After the meeting was resumed, white and black residents called into question the city’s decision to let the white supremacist rally take place, and faulted the police department for its perceived inaction during repeated clashes.

Their impassioned remarks lasted nearly four hours, the Times reported.

In the end, city officials unanimously voted to take the first administrative steps to remove the statue of Confederate general Stonewall Jackson.

It was the city’s decision earlier this year to remove a statue of Robert E. Lee that prompted the August rallies.

Earlier Monday, the man who authorities say drove his car into the crowd of counter-protesters Aug. 12 made a second court appearance. The Charlottesville Commonwealth's Attorney's Office said James Alex Fields Jr., 20, appeared by video Monday. It was his first hearing on a second set of charges filed against him last week.

Senior assistant Commonwealth's Attorney Nina Antony said a judge declined for now to set bond for Fields, who has another hearing Friday. The charges against Fields include second-degree murder.
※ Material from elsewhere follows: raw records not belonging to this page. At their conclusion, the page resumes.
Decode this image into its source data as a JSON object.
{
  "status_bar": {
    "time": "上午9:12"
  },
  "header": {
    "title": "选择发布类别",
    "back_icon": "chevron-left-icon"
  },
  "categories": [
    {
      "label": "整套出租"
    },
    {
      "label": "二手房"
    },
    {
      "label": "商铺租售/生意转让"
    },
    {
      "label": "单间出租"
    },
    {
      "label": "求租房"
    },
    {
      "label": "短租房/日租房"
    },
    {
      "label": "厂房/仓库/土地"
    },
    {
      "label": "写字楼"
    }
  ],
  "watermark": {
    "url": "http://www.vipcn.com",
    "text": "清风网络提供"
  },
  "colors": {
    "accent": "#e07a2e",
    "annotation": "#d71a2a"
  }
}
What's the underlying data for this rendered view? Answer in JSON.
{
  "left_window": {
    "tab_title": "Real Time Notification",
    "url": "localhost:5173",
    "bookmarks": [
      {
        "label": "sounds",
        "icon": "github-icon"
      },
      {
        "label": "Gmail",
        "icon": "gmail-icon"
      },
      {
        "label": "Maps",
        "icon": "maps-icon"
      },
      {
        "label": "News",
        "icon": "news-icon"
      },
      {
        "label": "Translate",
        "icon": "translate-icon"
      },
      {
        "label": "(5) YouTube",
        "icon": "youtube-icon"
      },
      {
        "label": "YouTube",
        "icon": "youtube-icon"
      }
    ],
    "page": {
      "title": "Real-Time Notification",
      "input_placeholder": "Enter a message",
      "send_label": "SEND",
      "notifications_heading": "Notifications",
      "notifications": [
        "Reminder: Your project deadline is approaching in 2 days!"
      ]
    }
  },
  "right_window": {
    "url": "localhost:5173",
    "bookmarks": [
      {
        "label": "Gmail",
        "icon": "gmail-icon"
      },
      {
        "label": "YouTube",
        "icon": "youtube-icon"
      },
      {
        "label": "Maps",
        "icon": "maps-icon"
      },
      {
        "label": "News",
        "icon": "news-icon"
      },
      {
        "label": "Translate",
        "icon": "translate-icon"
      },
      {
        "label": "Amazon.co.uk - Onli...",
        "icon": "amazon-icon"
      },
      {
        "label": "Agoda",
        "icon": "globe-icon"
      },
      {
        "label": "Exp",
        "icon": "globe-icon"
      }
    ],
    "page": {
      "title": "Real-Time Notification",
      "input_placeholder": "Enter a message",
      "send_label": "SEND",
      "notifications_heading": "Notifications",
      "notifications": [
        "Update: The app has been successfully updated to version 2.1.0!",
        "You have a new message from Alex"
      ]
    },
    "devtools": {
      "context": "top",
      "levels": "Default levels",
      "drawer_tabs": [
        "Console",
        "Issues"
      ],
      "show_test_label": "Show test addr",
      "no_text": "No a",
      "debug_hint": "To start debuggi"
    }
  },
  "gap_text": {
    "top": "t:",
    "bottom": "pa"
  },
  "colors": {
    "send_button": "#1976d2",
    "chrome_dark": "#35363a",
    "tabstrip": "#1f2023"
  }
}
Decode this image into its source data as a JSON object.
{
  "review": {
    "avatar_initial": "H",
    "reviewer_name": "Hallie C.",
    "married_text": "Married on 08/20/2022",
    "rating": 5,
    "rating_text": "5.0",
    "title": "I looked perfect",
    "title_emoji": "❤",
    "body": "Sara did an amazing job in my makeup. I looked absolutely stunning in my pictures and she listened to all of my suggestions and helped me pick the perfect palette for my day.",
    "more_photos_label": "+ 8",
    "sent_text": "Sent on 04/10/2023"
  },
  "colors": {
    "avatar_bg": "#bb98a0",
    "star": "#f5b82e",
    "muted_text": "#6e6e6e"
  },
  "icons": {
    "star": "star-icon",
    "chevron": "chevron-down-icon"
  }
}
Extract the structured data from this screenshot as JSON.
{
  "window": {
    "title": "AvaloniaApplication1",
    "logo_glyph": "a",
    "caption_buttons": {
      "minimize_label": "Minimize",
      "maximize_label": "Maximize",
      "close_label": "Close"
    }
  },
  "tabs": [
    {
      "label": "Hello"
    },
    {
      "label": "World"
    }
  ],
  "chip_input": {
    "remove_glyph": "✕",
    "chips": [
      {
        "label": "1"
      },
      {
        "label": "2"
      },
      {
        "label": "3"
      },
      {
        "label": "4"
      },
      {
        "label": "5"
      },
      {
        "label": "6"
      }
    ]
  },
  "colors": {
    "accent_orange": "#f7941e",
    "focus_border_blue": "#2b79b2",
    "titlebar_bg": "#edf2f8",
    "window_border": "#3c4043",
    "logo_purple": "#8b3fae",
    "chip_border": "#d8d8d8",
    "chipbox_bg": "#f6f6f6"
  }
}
In addition to the death of 32-year-old Heather Heyer, police said some of the 19 people injured when the crowd was rammed by the car suffered serious and permanent injuries.

The Associated Press contributed to this report.